[Start of Attachment]
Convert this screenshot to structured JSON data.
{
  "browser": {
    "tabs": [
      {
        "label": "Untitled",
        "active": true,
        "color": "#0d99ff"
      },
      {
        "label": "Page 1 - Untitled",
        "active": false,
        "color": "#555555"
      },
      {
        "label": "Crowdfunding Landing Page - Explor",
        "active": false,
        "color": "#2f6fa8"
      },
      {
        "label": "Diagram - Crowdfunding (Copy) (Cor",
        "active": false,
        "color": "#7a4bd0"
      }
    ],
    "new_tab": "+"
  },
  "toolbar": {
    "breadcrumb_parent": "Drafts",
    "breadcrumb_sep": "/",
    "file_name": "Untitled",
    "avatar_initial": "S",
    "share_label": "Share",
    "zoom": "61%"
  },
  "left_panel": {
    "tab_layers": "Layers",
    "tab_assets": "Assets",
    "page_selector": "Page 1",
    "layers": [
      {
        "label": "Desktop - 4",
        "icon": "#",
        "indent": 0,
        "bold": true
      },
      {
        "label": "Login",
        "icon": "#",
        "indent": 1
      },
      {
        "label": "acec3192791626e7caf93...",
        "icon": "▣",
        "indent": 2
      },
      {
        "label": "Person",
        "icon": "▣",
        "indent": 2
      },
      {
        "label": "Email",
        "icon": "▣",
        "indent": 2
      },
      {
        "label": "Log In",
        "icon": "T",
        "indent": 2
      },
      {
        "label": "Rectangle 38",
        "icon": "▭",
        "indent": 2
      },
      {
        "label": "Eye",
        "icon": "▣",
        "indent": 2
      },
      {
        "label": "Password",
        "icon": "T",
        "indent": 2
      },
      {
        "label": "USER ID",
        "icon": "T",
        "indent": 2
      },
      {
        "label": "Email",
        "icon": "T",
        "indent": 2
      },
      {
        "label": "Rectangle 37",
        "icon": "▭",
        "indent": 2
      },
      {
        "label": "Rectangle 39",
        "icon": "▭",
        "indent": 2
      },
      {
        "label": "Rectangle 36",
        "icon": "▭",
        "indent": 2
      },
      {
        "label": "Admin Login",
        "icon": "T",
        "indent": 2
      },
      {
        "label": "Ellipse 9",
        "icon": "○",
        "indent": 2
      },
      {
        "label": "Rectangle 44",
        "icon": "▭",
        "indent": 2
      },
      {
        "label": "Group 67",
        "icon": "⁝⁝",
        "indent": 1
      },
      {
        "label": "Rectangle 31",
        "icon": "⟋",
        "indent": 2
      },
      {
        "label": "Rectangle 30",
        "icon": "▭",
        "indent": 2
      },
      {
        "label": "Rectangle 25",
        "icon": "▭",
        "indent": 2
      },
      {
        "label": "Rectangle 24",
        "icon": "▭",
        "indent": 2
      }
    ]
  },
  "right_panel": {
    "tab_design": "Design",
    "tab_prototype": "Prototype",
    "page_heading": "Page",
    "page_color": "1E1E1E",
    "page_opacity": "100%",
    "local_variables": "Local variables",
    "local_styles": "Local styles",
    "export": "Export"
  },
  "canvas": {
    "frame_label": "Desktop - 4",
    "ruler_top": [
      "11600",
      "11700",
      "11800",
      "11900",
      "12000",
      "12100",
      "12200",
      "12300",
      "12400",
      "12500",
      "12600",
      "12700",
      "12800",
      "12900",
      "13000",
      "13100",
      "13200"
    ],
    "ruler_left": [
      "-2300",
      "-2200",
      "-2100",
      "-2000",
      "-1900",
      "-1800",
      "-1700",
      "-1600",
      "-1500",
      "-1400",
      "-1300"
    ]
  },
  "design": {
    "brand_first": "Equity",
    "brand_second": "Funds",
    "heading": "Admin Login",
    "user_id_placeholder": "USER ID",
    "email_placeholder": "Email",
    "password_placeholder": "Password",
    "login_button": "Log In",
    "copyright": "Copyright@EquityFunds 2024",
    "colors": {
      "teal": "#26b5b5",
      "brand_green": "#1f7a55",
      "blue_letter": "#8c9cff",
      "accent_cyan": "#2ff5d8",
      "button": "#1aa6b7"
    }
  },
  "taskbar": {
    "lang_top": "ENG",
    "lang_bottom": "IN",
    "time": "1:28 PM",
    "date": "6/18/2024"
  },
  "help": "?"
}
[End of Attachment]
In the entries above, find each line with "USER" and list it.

        "label": "USER ID",
    "user_id_placeholder": "USER ID",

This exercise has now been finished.